    Growing up in Indiana, Jearlyn and Jevetta Steele sang with their siblings as The Steele Children. One by one, they moved to Minnesota and started singing together again. Now music is the family business. Jevetta's performance of "Calling You," from the film Baghdad Cafe, was nominated for an Academy Award. Her solo albums include 2006's My Heart.
  • The Guy's All-Star Shoe Band - June 8, 2013

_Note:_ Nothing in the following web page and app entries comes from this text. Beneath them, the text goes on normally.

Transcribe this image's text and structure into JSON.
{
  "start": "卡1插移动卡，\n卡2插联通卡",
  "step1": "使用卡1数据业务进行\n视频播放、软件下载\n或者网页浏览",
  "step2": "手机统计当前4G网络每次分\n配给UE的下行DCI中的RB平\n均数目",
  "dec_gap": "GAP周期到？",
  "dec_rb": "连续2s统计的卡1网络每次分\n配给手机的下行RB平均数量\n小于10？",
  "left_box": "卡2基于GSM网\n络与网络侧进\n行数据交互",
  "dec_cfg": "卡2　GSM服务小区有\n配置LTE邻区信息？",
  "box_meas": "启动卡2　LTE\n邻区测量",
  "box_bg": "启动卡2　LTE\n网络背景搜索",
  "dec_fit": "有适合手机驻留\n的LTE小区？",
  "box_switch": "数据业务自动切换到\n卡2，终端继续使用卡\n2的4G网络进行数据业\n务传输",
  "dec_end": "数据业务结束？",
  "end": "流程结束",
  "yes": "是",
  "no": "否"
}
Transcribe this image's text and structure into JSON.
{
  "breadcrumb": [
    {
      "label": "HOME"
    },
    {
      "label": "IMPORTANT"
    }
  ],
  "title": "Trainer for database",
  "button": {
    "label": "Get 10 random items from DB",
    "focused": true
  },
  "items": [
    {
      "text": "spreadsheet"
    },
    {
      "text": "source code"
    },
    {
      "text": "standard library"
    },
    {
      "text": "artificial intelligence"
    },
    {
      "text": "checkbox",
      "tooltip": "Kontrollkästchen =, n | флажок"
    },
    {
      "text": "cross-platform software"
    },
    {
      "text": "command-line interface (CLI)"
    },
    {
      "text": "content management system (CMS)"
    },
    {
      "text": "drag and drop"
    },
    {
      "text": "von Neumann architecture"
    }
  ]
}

    The Guy's All-Star Shoe Band is led by A Prairie Home Companionmusic director Richard Dworsky. Keyboard player, composer and improviser in any style, he also writes all the script themes and underscores. His latest CD is So Near and Dear to Me. Chet Atkins called Pat Donohue (guitar) one of the greatest fingerpickers in the world today. And he writes songs too - recorded by Suzy Bogguss, Kenny Rogers, and others. Nobody's Fault and Vicksburg Blues (a collaboration with Butch Thompson) are the most recent of Pat's albums. Gary Raynor (bass) has performed with the Count Basie band and Sammy Davis Jr., with whom he toured for several years. He was first call for dozens of touring Broadway shows, including the first presentation of The Lion King. Gary teaches at the McNally Smith College of Music in St. Paul. Peter Johnson (percussion) has played klezmer music with Doc Severinsen and jazz with Dave Brubeck. He was a drummer for The Manhattan Transfer and for Gene Pitney. He has toured the world, but he always comes back to home base: Saint Paul. Richard Kriehn is principal second violin for the Washington/Idaho Symphony. But it's not all classical all the time; he is equally at home playing bluegrass fiddle and mandolin. He was a member of the Nashville Mandolin Ensemble and the bluegrass group 1946. Saxophonist Kenni Holmen is a member of The Hornheads, a Twin Cities horn ensemble, and one of the area's most active recording and touring musicians. He has performed or recorded with the Saint Paul Chamber Orchestra, the Glen Miller Orchestra, Gladys Knight, and the Reverend Billy Graham, to name a few. Trumpeter Steve Strand has done commercial jingles for the Minnesota Twins, Macy's, ESPN, and the Minnesota Wild. More visibly, he is a member of Twin Cities horn ensemble The Hornheads. He has toured and/or recorded with Prince, Chaka Kahn, and many others.